● **Instructions to follow**
Only an exact, line-for-line copy of the data will serve as the answer.

● **Records supplied**
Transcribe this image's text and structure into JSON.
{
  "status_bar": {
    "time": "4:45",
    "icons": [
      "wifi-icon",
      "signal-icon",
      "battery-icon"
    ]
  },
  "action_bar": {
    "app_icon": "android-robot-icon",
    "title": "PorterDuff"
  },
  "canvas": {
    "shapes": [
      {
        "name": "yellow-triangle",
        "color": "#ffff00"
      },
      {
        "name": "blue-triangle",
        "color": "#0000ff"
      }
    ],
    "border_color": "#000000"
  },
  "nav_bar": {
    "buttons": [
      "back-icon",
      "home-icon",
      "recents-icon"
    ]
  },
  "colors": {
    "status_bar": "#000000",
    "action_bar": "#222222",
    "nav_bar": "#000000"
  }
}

● **Output for this exercise**
Transcribe this image's text and structure into JSON.
{
  "status_bar": {
    "time": "4:45",
    "icons": [
      "wifi-icon",
      "signal-icon",
      "battery-icon"
    ]
  },
  "action_bar": {
    "app_icon": "android-robot-icon",
    "title": "PorterDuff"
  },
  "canvas": {
    "shapes": [
      {
        "name": "yellow-triangle",
        "color": "#ffff00"
      },
      {
        "name": "blue-triangle",
        "color": "#0000ff"
      }
    ],
    "border_color": "#000000"
  },
  "nav_bar": {
    "buttons": [
      "back-icon",
      "home-icon",
      "recents-icon"
    ]
  },
  "colors": {
    "status_bar": "#000000",
    "action_bar": "#222222",
    "nav_bar": "#000000"
  }
}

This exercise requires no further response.